ABOUT THIS EXERCISE:
Output all entries below exactly as they are given.

[[ RECORD EXCERPTS open ]]

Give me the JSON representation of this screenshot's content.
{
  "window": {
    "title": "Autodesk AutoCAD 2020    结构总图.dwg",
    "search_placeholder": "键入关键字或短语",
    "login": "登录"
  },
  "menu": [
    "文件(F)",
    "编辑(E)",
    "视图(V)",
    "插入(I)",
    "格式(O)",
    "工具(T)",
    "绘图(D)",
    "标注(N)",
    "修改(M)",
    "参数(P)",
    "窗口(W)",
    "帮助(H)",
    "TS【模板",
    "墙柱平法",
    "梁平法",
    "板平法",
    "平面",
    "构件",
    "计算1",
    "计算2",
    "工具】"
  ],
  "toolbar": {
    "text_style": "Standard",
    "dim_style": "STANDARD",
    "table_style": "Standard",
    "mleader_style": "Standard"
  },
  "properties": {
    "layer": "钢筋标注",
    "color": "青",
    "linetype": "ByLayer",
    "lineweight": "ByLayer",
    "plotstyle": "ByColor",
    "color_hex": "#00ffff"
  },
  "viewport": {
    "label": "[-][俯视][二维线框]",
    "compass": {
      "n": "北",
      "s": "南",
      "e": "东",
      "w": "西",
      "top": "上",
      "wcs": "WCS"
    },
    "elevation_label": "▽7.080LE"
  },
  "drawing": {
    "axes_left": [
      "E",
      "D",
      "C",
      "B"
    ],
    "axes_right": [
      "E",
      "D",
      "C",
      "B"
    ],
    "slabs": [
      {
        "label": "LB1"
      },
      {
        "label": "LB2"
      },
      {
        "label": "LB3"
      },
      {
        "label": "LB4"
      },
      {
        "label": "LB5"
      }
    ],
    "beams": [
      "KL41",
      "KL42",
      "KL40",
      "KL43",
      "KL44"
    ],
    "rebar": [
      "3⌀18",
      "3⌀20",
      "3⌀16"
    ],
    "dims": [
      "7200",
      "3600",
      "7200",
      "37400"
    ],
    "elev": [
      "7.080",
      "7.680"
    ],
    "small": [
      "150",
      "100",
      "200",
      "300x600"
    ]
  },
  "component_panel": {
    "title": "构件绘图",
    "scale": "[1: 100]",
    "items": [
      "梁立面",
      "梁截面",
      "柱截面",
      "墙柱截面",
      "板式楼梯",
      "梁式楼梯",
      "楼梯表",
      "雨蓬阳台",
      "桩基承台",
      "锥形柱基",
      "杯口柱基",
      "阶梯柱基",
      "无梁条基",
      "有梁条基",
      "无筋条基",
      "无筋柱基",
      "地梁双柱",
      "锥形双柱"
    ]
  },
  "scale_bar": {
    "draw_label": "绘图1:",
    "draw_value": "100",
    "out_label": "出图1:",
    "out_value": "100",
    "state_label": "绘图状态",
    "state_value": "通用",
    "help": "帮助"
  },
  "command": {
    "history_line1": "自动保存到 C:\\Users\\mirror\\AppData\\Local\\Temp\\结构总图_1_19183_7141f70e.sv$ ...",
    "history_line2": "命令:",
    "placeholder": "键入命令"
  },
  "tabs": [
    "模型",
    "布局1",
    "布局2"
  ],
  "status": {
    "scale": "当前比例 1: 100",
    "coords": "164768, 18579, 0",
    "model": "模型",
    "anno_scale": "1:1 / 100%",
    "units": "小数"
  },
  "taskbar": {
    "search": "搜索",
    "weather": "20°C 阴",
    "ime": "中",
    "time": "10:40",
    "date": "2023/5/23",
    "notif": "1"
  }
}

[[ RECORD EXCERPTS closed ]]

REPLY:
Give me the JSON representation of this screenshot's content.
{
  "window": {
    "title": "Autodesk AutoCAD 2020    结构总图.dwg",
    "search_placeholder": "键入关键字或短语",
    "login": "登录"
  },
  "menu": [
    "文件(F)",
    "编辑(E)",
    "视图(V)",
    "插入(I)",
    "格式(O)",
    "工具(T)",
    "绘图(D)",
    "标注(N)",
    "修改(M)",
    "参数(P)",
    "窗口(W)",
    "帮助(H)",
    "TS【模板",
    "墙柱平法",
    "梁平法",
    "板平法",
    "平面",
    "构件",
    "计算1",
    "计算2",
    "工具】"
  ],
  "toolbar": {
    "text_style": "Standard",
    "dim_style": "STANDARD",
    "table_style": "Standard",
    "mleader_style": "Standard"
  },
  "properties": {
    "layer": "钢筋标注",
    "color": "青",
    "linetype": "ByLayer",
    "lineweight": "ByLayer",
    "plotstyle": "ByColor",
    "color_hex": "#00ffff"
  },
  "viewport": {
    "label": "[-][俯视][二维线框]",
    "compass": {
      "n": "北",
      "s": "南",
      "e": "东",
      "w": "西",
      "top": "上",
      "wcs": "WCS"
    },
    "elevation_label": "▽7.080LE"
  },
  "drawing": {
    "axes_left": [
      "E",
      "D",
      "C",
      "B"
    ],
    "axes_right": [
      "E",
      "D",
      "C",
      "B"
    ],
    "slabs": [
      {
        "label": "LB1"
      },
      {
        "label": "LB2"
      },
      {
        "label": "LB3"
      },
      {
        "label": "LB4"
      },
      {
        "label": "LB5"
      }
    ],
    "beams": [
      "KL41",
      "KL42",
      "KL40",
      "KL43",
      "KL44"
    ],
    "rebar": [
      "3⌀18",
      "3⌀20",
      "3⌀16"
    ],
    "dims": [
      "7200",
      "3600",
      "7200",
      "37400"
    ],
    "elev": [
      "7.080",
      "7.680"
    ],
    "small": [
      "150",
      "100",
      "200",
      "300x600"
    ]
  },
  "component_panel": {
    "title": "构件绘图",
    "scale": "[1: 100]",
    "items": [
      "梁立面",
      "梁截面",
      "柱截面",
      "墙柱截面",
      "板式楼梯",
      "梁式楼梯",
      "楼梯表",
      "雨蓬阳台",
      "桩基承台",
      "锥形柱基",
      "杯口柱基",
      "阶梯柱基",
      "无梁条基",
      "有梁条基",
      "无筋条基",
      "无筋柱基",
      "地梁双柱",
      "锥形双柱"
    ]
  },
  "scale_bar": {
    "draw_label": "绘图1:",
    "draw_value": "100",
    "out_label": "出图1:",
    "out_value": "100",
    "state_label": "绘图状态",
    "state_value": "通用",
    "help": "帮助"
  },
  "command": {
    "history_line1": "自动保存到 C:\\Users\\mirror\\AppData\\Local\\Temp\\结构总图_1_19183_7141f70e.sv$ ...",
    "history_line2": "命令:",
    "placeholder": "键入命令"
  },
  "tabs": [
    "模型",
    "布局1",
    "布局2"
  ],
  "status": {
    "scale": "当前比例 1: 100",
    "coords": "164768, 18579, 0",
    "model": "模型",
    "anno_scale": "1:1 / 100%",
    "units": "小数"
  },
  "taskbar": {
    "search": "搜索",
    "weather": "20°C 阴",
    "ime": "中",
    "time": "10:40",
    "date": "2023/5/23",
    "notif": "1"
  }
}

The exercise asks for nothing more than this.